Diapers on horses -- that's one of the main topics of discussion at the Newcomerstown Village Council meeting May 7.

Residents have prompted village council to take action on the matter saying that the feces left behind is collecting flies and other insects. They are concerned about the health hazards from the feces. Not only are residents complaining but also are local businesses.

Councilman Jim Carr talked with Sugarcreek officials, who have enacted a similar law, and they have no or little any problems with manure left behind from the horses.

The "diapers" or containers used to collect the animal's waste would be attached to the horse's harness and it would collect any droppings. However, the proposed legislation would also allow the horse's owner to use a shovel or broom to clean the area, rather than using the "diaper."

"I think it's in the best interest that council does something and acts on it," Carr said."I'm ready to go with this already."

Carr urged councilmembers to look over the proposed legislation and take action on it at the next meeting, Monday, May 21 at 7 p.m. at the civic center.

As far as consequences to those violating the proposed ordinance, Newcomerstown Police Chief Gary Holland said the police department would first issue warnings to violators (or the horse's owner) and then issue citations.

In other business, discussion was tabled on the proposed cemetery levy for Newcomerstown cemeteries. The suggested levy would be 1-1/2 mills for five years and would generate an approximate $70,000 a year. However, the proposed levy was sent to the Finance Committee for review. If approved, voters could see the levy on the November general election ballot. This is all in an effort to decrease the deficit in the cemetery fund.

Council also discussed taxicabs in the village. New legislation was presented to village council that would change the taxicab license fee from $10 to $50, as well as changing the amount of insurance that is required for taxicabs to have for transporting paying customers from one place to another. Council will look over the proposed ordinance and discuss it at the next meeting.

In other business, Chief Holland asked council to purchase a wireless Internet card for the new license plate reader that is used to identify stolen vehicles. The card would cost $39.95 a month.

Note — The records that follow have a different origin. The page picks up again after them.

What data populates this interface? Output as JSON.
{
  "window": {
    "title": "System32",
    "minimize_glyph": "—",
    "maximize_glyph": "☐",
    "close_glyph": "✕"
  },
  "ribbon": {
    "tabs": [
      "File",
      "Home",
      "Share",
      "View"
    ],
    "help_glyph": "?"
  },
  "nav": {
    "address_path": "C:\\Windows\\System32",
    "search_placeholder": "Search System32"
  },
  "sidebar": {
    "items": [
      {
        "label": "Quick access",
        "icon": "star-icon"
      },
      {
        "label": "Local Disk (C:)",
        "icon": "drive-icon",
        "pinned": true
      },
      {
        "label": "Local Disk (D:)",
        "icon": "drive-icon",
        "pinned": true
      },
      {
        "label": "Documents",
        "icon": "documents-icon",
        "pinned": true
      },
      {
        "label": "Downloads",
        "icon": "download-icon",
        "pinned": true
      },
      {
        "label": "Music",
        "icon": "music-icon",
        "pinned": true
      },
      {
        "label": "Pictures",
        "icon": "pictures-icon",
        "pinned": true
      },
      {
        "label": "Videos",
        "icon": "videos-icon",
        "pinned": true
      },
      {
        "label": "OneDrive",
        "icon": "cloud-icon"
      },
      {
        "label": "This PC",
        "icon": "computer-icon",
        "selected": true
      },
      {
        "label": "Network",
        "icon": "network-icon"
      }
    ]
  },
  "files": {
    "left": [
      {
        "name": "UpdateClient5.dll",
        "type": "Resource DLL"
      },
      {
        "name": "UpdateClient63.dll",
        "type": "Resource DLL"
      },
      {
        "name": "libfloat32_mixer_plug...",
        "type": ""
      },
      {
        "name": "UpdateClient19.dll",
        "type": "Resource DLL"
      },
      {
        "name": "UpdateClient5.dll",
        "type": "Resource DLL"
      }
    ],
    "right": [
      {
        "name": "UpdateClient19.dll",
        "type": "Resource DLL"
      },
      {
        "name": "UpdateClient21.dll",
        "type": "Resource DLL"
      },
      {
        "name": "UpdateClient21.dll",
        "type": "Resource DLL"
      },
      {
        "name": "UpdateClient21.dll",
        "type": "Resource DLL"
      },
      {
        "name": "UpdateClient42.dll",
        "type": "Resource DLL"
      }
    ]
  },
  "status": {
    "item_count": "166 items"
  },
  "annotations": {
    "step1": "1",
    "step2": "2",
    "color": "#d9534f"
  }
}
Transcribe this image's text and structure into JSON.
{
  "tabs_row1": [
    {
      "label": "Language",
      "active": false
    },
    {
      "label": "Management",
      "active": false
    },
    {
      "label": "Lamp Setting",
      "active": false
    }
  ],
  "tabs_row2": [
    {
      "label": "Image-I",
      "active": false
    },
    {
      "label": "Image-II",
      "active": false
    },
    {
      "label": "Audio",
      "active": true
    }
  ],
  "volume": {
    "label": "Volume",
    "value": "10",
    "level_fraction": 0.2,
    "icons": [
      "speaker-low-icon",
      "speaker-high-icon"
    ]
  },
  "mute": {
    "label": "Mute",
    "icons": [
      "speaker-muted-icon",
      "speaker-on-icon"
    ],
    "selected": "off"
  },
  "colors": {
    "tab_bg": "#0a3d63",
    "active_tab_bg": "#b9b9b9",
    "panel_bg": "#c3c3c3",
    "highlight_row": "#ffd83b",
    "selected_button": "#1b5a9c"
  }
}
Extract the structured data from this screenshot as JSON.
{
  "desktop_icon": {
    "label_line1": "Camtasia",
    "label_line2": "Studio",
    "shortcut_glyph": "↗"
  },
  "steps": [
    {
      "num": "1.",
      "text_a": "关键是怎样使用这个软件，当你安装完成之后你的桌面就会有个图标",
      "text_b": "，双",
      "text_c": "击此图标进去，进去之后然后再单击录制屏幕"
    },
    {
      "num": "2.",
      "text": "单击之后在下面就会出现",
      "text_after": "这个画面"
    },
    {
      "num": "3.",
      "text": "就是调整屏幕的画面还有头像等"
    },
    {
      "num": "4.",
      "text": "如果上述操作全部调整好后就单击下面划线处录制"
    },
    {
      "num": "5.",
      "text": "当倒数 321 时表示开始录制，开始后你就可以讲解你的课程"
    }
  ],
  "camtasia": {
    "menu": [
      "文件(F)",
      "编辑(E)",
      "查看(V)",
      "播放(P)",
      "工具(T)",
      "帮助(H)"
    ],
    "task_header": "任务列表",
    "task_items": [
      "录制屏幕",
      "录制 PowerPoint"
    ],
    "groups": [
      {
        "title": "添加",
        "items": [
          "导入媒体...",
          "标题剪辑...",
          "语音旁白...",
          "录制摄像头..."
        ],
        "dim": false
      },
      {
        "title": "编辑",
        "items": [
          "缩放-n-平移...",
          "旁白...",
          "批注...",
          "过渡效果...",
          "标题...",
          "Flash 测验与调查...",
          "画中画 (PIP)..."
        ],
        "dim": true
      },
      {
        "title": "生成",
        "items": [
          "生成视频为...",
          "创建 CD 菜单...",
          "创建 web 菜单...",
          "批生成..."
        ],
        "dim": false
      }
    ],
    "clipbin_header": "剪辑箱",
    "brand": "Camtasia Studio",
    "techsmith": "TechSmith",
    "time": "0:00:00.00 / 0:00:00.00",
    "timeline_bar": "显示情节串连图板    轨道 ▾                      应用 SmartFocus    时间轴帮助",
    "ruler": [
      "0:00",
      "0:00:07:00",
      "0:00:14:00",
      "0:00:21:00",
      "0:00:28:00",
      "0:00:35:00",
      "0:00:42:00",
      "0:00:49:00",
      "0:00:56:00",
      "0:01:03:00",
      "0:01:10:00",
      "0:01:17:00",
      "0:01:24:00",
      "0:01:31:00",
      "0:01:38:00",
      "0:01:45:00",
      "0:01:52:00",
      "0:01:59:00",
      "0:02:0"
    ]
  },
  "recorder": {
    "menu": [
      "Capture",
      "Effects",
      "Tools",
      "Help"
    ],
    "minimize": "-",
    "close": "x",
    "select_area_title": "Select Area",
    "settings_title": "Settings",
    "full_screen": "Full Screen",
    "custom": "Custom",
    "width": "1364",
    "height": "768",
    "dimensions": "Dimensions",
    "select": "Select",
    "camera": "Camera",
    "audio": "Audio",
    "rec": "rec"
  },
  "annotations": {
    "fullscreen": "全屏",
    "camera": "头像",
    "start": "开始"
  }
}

Chief Holland suggested that the money used to pay for the card could come from the Newcomerstown Moose Lodge's donation. However, council voted to table the matter until the Finance Committee can look into it.

Council also voted to allow the Victory Assembly of God to use the handicap stencil for a parking spot in the alley next to the church.

The Newcomerstown Recreation Board hired eight lifeguards for the Cy Young Pool.

Residents are also being reminded that they are not allowed to "blow" grass clippings into the street because it blocks the storm sewer. Citations could be issued.